While on the FSFE IT infrastructure made available for the Legal Network (e.g. mailing lists, wiki) and at its events or related professional or social networking opportunities, participants shall not engage in discriminatory, disparaging or offensive speech or actions, including as to gender, sexuality, race, nationality, religion or profession, and in particular regarding any other member of the Network. Speakers should be especially aware of these concerns.

Neither the FSFE nor the Legal Network tolerate or condone any statements or actions by participants contrary to these standards. The FSFE reserves the right to deny entrance and/or eject from an event (without refund) or its IT infrastructure (e.g. mailing lists, wiki) any individual whom it considers to be in breach of this code of conduct, even in private settings or non-Legal Network media such as blogs or public forums, when related to discussions that happened on the Legal Network or at its events, or in relation to its members as such.

Please bring any concerns to the immediate attention of the Legal Coordinator, detailing the events and possibly providing a reference to any recording1 of the facts.

Unless explicitly otherwise stated for specific communication or where the relevant parties agree to being identified, the Legal Network and its associated events are held under the Chatham House Rule2. Participants are free to use the information received, but neither the identity nor the affiliation of the speaker(s), nor that of any other participant, may be revealed.

The Chatham House Rule

When a meeting, or part thereof, is held under the Chatham House Rule, participants are free to use the information received, but neither the identity nor the affiliation of the speaker(s), nor that of any other participant, may be revealed.

The Chatham House Rule

Procedures for the Legal Network

Several procedures are in place to deal with breaches of the Code of Conduct, joining the Legal Network, or creating additional groups.

More information about the procedures that are in place to deal with a breach of the Legal Network's Code of Conduct can be found here.

Joining the Legal Network

Given the high level of confidentiality of some discussions, admission to (and continued membership in) the Legal Network is subject to the approval of the F and depends on the respect of the Legal Network regulations.

Successful applicants will have profound expertise in legal matters pertaining to Free Software, and will join the Network in order to share their knowledge with their peers from around the world.
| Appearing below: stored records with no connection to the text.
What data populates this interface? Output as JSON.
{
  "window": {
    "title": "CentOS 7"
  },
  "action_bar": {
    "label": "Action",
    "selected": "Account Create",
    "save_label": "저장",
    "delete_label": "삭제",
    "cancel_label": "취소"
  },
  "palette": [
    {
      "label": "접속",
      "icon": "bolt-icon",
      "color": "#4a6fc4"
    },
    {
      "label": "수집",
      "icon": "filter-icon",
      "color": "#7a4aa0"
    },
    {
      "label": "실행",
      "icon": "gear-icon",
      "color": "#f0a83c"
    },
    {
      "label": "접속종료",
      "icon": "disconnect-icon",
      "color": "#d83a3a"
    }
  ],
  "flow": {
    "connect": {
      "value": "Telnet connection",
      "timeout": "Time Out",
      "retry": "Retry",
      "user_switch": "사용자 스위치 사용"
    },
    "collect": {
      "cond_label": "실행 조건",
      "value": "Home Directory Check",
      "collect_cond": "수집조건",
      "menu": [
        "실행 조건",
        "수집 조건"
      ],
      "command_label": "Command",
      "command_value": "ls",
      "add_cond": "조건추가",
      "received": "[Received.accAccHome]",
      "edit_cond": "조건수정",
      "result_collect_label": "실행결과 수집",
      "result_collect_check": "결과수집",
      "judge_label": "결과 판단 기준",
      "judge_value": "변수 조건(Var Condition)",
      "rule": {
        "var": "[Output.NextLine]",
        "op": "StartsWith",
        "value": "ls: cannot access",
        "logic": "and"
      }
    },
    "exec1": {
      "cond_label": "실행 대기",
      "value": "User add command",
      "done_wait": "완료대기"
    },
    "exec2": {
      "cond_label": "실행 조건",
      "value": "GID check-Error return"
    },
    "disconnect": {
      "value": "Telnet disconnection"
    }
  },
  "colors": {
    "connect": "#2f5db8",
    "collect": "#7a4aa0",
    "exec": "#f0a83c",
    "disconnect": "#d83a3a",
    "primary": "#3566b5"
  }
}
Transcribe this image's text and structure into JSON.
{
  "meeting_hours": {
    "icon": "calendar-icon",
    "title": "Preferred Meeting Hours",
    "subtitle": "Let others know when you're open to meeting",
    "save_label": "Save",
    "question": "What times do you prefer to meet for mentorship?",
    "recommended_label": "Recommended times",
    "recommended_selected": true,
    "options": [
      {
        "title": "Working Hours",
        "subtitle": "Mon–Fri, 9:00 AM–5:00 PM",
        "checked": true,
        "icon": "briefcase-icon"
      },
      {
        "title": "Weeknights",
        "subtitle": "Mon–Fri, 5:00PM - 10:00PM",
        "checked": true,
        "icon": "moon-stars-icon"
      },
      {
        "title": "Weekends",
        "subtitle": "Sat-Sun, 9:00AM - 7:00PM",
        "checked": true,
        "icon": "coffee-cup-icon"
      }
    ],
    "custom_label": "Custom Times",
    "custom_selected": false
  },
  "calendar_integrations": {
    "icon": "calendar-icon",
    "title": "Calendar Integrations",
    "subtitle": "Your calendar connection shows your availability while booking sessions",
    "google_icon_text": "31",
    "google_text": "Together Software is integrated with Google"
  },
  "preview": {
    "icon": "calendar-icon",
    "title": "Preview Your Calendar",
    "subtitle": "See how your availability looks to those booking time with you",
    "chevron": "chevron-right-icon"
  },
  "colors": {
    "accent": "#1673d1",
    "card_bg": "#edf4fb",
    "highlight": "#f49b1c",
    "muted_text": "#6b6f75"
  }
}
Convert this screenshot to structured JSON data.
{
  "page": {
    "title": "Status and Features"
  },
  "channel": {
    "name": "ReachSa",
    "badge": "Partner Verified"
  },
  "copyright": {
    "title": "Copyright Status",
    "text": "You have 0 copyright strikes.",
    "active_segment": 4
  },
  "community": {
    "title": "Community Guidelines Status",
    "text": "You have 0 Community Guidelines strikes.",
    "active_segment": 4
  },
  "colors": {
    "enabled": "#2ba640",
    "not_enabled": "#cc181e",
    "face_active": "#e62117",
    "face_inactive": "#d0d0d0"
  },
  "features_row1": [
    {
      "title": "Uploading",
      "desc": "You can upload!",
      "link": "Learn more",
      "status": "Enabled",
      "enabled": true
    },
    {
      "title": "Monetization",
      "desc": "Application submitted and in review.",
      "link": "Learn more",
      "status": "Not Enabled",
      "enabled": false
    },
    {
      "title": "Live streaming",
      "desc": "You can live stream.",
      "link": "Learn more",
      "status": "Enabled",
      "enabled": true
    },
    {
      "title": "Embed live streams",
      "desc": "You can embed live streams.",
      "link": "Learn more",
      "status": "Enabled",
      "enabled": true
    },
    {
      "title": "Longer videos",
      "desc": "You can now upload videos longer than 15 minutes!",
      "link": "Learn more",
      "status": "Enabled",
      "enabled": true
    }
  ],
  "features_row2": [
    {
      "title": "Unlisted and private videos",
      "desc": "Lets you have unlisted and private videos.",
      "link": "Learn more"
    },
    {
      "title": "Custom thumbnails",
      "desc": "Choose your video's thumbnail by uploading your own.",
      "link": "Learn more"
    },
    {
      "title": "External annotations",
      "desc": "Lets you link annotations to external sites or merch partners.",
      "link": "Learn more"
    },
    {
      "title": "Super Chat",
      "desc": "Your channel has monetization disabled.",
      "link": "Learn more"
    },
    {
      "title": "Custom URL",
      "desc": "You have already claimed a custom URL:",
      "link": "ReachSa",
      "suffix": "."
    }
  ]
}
While some members are indeed affiliated with prominent companies or organisations, this does not constitute a factor in assessing membership, which is awarded on a personal basis.

The Legal Network thrives in the diversity of its members. As such, there is a particular interest in welcoming new experts from the geographical areas that are currently under-represented (i.e. Eastern European countries, the Baltic states, Asia, South America and Africa).

If you would like to join or to propose someone as a Legal Network member, please use our application form.

Creating a Special Interest Group

Any member of the Legal Network can propose the creation of a Special Interest Group on a new topic by simply contacting the Legal Coordinator or by declaring such interest directly on the Legal Network

Breaches of regulation

The respect of the Code of Conduct and the Chatham House Rule is ensured by the FSFE. In the event of a breach of these rules, depending on the gravity of the breach and its circumstances, the FSFE will decide what actions should be taken, with the advice of the Legal Network Council.


  1. Such as e-mails, blogs, news, conference proceedings, papers…
  2. The Chatham House Rule. See also the dedicated Wikipedia page.